Ocean State residents generally say that poor access to affordable housing lowers the quality of their communities more than any other factor, according to a report issued by health insurance provider Blue Cross Blue Shield Rhode Island in partnership with the University’s School of Public Health.
The report, released Oct. 23, examined how R.I. residents perceive various aspects of their community life. The report also examined factors that included food access, transportation availability, safety and employment. The researchers interviewed more than 2,200 respondents over the phone. Given the large sample size, the report can be understood to reflect the opinions of the entire state, said Melissa Clark, Professor of Health Services and Principal Investigator of the report.

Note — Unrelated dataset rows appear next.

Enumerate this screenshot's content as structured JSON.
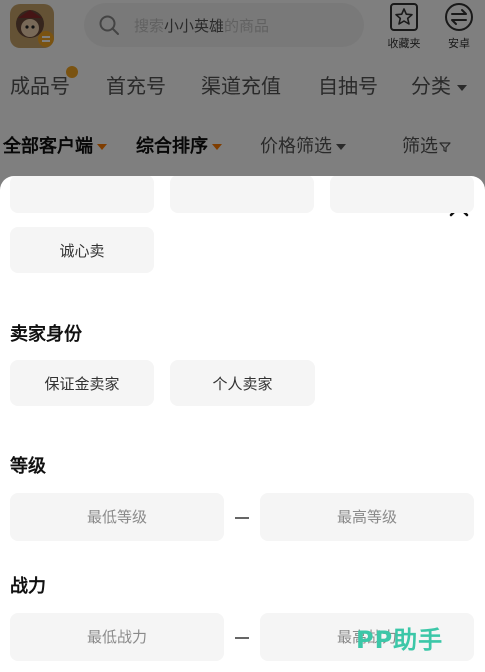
{
  "search": {
    "placeholder_prefix": "搜索",
    "game_name": "小小英雄",
    "placeholder_suffix": "的商品"
  },
  "header_actions": {
    "favorites_label": "收藏夹",
    "platform_label": "安卓"
  },
  "category_tabs": [
    "成品号",
    "首充号",
    "渠道充值",
    "自抽号",
    "分类"
  ],
  "sort_bar": {
    "client": "全部客户端",
    "sort": "综合排序",
    "price": "价格筛选",
    "filter": "筛选"
  },
  "filter_sheet": {
    "trade_options": [
      "诚心卖"
    ],
    "seller_section": {
      "title": "卖家身份",
      "options": [
        "保证金卖家",
        "个人卖家"
      ]
    },
    "level_section": {
      "title": "等级",
      "min_placeholder": "最低等级",
      "max_placeholder": "最高等级"
    },
    "power_section": {
      "title": "战力",
      "min_placeholder": "最低战力",
      "max_placeholder": "最高战力"
    }
  },
  "watermark": "PP助手",
  "colors": {
    "accent_orange": "#ff7a00",
    "badge_yellow": "#f5a623",
    "watermark_green": "#3cc7a8",
    "chip_bg": "#f5f5f5"
  },
  "icons": [
    "game-avatar-icon",
    "search-icon",
    "star-folder-icon",
    "android-swap-icon",
    "filter-icon",
    "close-icon"
  ]
}
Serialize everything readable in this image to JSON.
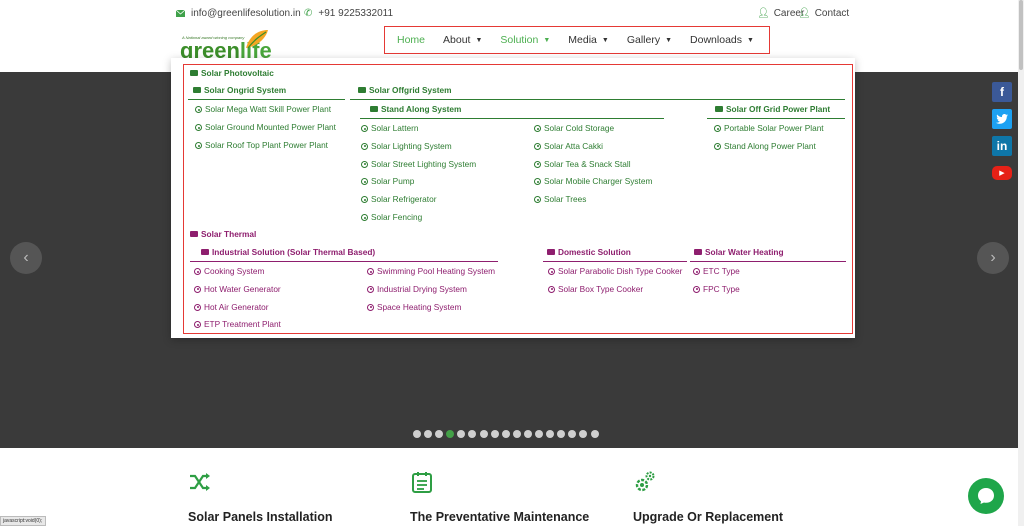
{
  "topbar": {
    "email": "info@greenlifesolution.in",
    "phone": "+91 9225332011",
    "career": "Career",
    "contact": "Contact"
  },
  "logo": {
    "tagline": "A National award winning company",
    "word_a": "green",
    "word_b": "life"
  },
  "nav": {
    "items": [
      {
        "label": "Home",
        "active": true
      },
      {
        "label": "About"
      },
      {
        "label": "Solution",
        "active": true
      },
      {
        "label": "Media"
      },
      {
        "label": "Gallery"
      },
      {
        "label": "Downloads"
      }
    ]
  },
  "menu": {
    "pv_title": "Solar Photovoltaic",
    "ongrid": {
      "title": "Solar Ongrid System",
      "items": [
        "Solar Mega Watt Skill Power Plant",
        "Solar Ground Mounted Power Plant",
        "Solar Roof Top Plant Power Plant"
      ]
    },
    "offgrid": {
      "title": "Solar Offgrid System",
      "standalong_title": "Stand Along System",
      "col1": [
        "Solar Lattern",
        "Solar Lighting System",
        "Solar Street Lighting System",
        "Solar Pump",
        "Solar Refrigerator",
        "Solar Fencing"
      ],
      "col2": [
        "Solar Cold Storage",
        "Solar Atta Cakki",
        "Solar Tea & Snack Stall",
        "Solar Mobile Charger System",
        "Solar Trees"
      ],
      "offgrid_power_title": "Solar Off Grid Power Plant",
      "col3": [
        "Portable Solar Power Plant",
        "Stand Along Power Plant"
      ]
    },
    "thermal": {
      "title": "Solar Thermal",
      "industrial_title": "Industrial Solution (Solar Thermal Based)",
      "ind_col1": [
        "Cooking System",
        "Hot Water Generator",
        "Hot Air Generator",
        "ETP Treatment Plant"
      ],
      "ind_col2": [
        "Swimming Pool Heating System",
        "Industrial Drying System",
        "Space Heating System"
      ],
      "domestic_title": "Domestic Solution",
      "domestic": [
        "Solar Parabolic Dish Type Cooker",
        "Solar Box Type Cooker"
      ],
      "water_title": "Solar Water Heating",
      "water": [
        "ETC Type",
        "FPC Type"
      ]
    }
  },
  "slider": {
    "dot_count": 17,
    "active_dot": 4
  },
  "social": {
    "facebook": "f",
    "twitter": "t",
    "linkedin": "in",
    "youtube": "▶"
  },
  "features": [
    {
      "icon": "shuffle-icon",
      "title": "Solar Panels Installation"
    },
    {
      "icon": "calendar-list-icon",
      "title": "The Preventative Maintenance"
    },
    {
      "icon": "gears-icon",
      "title": "Upgrade Or Replacement"
    }
  ],
  "statusbar": "javascript:void(0);",
  "colors": {
    "green": "#2e7d32",
    "purple": "#8e1e6e",
    "accent": "#4caf50"
  }
}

Access to affordable, quality housing received a compiled score of 48 out of a possible 100 — the lowest score in the report. Participants were asked to evaluate cost of housing, ease of utility payment and access to affordable internet. Jobs scored almost as low, at 56 out of 100. To determine this score, respondents were asked about the availability of jobs paying living wages and access to adult education.
Clark said the report did not offer many surprises to those working in healthcare, but rather reinforced existing data and highlighted specific problems.
The report “gives additional data to organizations that are working in these areas as evidence of the importance of putting more resources into some of them, and … some that are very underfunded now,” Clark said.
Will Gomberg ’20, co-director of Housing Opportunities for People Everywhere, pointed to lack of funding as one of the largest barriers to addressing affordable housing issues in the state.
“Everyone knows there’s a crisis, and everyone knows there’s not enough resources being mobilized to address the crisis,” Gomberg said. The report has the potential to bring awareness to groups outside of the “housing and homelessness” sphere so that they recognize the significance of housing quality as a indicator of health, he added.
“Of all the issues facing our state, housing is among the most pressing,” Gomberg said. “We need to address it to effectively address anything else.”
Gomberg identified problems that might have factored into the poor rating of housing in the report, such as interminable waitlists, lack of state funding, old housing stock and income discrimination. Waitlists for housing benefits are “inaccessible,” sometimes leaving individuals in limbo for as long as a decade, he added.
The lack of a dedicated line item in the state budget for affordable housing leads to a dearth of sustainable funding, according to Gomberg. Additionally, the old housing stock can lead to health problems with lead, among other concerns. Beyond these issues, source of income discrimination by landlords prevents potential tenants from using housing vouchers to lease.
Gomberg also called for the University to work more to address its impact on housing in the state.
Clark said the University should invest more resources and people to study the quality of life in the state. For example, researchers from the School of Public Health could investigate the disparities identified in the report between opportunities for children and older adults compared to other populations, Clark said.
Ada Amobi, the physician lead at the Health Equity Institute for the Rhode Island Department of Health, was surprised by responses to a question about discrimination in the healthcare setting — only 7 percent of respondents said they had experienced discrimination, which was much lower than typical statewide findings in other research, according to Amobi.
While the study oversampled for children and older adults, it did not oversample for minority populations, which could have skewed findings about minority groups, she added.
To Amobi, the report highlights the importance of understanding that health issues are connected to more than just access to a doctor’s office. Factors like transportation, food access and safety should be considered as well.
“The question now is, ‘How can the public health community and the healthcare community … and other stakeholders work together to create a healthcare road map for Rhode Island knowing that everything is very much connected?’” Amobi said.
After the report’s release, Blue Cross Blue Shield announced its intention to direct its BlueAngel Community Health Grant program toward resolving the housing issues identified in the report. This grant was established 17 years ago, and since then has raised over $4,000,000 in funding for R.I.-based nonprofits, according to a BCBSRI press release.
According to the release that invited non-profits to apply for the grant, “The expectation is that by investing in access to safe and affordable housing, health outcomes for all Rhode Islanders will improve over time.”